Data records:
•••••
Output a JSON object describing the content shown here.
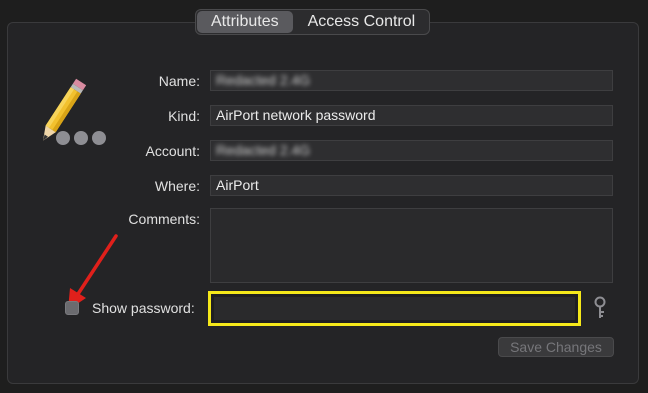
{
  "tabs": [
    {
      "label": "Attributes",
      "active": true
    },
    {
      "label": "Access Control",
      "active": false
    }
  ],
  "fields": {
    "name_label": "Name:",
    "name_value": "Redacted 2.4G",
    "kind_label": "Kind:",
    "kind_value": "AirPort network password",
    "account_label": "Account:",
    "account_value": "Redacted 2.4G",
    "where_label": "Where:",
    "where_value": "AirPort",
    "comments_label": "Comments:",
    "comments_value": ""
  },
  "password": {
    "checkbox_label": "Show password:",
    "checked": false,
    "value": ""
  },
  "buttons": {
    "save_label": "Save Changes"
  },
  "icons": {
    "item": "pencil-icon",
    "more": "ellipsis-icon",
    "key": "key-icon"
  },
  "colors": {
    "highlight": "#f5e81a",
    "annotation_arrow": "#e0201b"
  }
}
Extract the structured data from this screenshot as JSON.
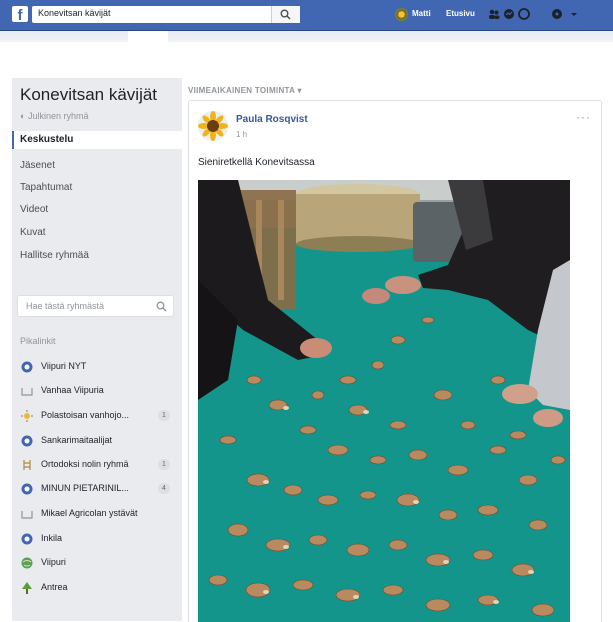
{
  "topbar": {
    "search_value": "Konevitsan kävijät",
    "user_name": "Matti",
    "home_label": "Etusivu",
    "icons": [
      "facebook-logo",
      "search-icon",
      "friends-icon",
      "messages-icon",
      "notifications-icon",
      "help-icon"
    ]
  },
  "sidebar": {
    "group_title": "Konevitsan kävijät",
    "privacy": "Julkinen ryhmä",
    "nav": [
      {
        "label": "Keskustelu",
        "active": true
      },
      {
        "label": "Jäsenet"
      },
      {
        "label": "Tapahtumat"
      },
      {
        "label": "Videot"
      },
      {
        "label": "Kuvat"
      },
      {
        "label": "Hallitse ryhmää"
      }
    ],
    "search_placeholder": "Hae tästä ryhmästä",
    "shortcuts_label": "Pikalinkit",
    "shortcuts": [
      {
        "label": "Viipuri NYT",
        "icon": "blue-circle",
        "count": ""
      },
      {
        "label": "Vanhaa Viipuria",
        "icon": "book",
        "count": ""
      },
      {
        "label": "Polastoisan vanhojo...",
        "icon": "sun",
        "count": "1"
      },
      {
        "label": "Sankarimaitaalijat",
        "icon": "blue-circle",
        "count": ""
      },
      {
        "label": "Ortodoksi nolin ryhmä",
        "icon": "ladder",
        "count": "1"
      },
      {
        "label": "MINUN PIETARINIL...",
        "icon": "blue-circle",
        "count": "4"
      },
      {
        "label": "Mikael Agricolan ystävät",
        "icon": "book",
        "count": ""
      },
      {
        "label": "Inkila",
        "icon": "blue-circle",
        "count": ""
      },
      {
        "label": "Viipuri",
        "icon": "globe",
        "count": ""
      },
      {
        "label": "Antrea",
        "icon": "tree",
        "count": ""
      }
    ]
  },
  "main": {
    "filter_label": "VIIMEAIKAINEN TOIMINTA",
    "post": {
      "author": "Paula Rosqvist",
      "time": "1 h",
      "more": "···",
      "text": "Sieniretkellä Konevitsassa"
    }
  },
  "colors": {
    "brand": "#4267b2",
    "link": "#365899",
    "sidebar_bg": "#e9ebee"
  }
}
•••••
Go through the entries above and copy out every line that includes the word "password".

*Your response*
    "kind_value": "AirPort network password",
  "password": {
    "checkbox_label": "Show password:",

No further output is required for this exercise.